Peter Carey’s fiction career spans from 1981 when his first novel Bliss was published. Since then, he’s written another 13 novels. Some of them have been wonderful, earning him two Booker prizes along the way (for Oscar and Lucinda and True History of the Kelly Gang), while others have been, well, less than wonderful (Parrot and Olivier in America, in particular, comes to mind). His latest, A Long Way from Home, is almost a metaphor for his oeuvre – some of it is wonderful, some of it less so.
It’s a road trip story. Or part of it is. The journey starts in Bacchus Marsh, ’33 miles from Melbourne’, in the 1950s (a time and place where the author grew up), and doesn’t leave there for a good third of the book. Carey puts careful detail into the setup, introducing us to the three main characters: Irene, ‘Titch’ Bobs and Willie Bachhuber.
Irene is small and, perhaps unsurprisingly, so is her husband Titch. Willie is their 27-year-old neighbour who isn’t so small, but between them they weigh less than the average driver and navigator team in the famous Redex Trial. The Redex is a race of sorts, an endurance trip around Australia that is won not by the fastest crew but by the team who comes in closest to the time given by the organisers. Despite being a remarkable car salesman, Titch persuades his wife and neighbour to leave their lives behind (and kids in Irene and Titch’s case) in the hope that participating in the Redex will help to promote Titch’s new car showroom.
Willie, having been suspended from his schoolteacher position after hanging a child out a window, has little to lose, but this is more his journey as he discovers his German heritage is not quite as pure as he’d been led to believe most of his life. The story touches on colonialism, racism, sexism and other ‘issues’ relevant today but which were a part of everyday life in 1950s Australia. At times, though, it feels like Carey shoehorned these elements into the narrative, perhaps precisely to make the story relevant today, but his commentary is a little half-hearted, and much of it could have been cut without making much of a difference to the main thread of the story. But then, that would have made this an even thinner read.
Once the race gets going, Carey is in his element, especially when describing the engineering feats the drivers have to pull off to get through the rough bush terrain in one piece and on time. But even here, one outback town is pretty much like every other, with its smallminded attitudes and rules that them from down south won’t ever understand.

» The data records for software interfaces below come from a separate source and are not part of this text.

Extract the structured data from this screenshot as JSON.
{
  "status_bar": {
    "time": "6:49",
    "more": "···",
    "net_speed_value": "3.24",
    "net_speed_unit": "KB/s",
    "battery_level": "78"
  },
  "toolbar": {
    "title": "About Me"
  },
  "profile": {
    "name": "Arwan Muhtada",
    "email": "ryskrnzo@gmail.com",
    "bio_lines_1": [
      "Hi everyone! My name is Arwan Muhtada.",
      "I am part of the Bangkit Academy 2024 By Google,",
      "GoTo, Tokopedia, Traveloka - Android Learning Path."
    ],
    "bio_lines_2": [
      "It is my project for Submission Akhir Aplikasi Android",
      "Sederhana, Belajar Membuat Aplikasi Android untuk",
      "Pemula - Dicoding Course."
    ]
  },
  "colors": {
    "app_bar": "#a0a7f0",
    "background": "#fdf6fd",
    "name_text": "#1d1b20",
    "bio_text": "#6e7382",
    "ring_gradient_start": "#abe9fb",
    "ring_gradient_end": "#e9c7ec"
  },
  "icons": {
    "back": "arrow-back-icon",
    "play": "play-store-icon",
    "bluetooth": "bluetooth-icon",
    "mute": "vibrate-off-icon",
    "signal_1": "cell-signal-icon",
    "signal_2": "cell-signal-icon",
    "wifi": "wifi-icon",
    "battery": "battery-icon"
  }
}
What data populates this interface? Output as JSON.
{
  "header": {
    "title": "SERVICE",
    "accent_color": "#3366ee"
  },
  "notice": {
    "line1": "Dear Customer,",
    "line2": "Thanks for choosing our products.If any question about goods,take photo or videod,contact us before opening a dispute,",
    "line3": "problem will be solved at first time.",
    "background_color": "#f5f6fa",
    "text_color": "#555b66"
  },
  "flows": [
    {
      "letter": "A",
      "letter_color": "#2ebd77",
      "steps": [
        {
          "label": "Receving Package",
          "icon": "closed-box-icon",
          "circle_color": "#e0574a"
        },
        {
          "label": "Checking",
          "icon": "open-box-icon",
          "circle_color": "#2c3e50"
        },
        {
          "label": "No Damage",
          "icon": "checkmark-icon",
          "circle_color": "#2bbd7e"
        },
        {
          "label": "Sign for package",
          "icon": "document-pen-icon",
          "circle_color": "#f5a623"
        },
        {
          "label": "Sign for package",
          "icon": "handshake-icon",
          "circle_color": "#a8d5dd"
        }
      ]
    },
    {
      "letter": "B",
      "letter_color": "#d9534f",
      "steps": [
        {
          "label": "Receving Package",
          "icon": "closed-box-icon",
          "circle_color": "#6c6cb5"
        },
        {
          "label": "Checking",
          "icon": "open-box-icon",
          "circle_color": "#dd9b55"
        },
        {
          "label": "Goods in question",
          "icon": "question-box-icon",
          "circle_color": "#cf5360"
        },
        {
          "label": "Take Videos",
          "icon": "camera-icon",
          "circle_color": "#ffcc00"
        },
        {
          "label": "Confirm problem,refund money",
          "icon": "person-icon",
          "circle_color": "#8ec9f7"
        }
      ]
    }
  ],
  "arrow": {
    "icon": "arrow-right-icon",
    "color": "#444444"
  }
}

The big reveal is a surprise, but after that, the race and the narrative struggle to the end of what was, on the whole, a pretty bumpy ride. Carey is the kind of writer who could be the first to win the Booker prize three times, but I don’t think this one will trouble the competition too much.
Any Cop?: Carey fans will be used to his ups and downs and won’t be put off by the frailties of A Long Way from Home, but if you’ve never read anything by this truly talented author before, start with one of his more acclaimed works.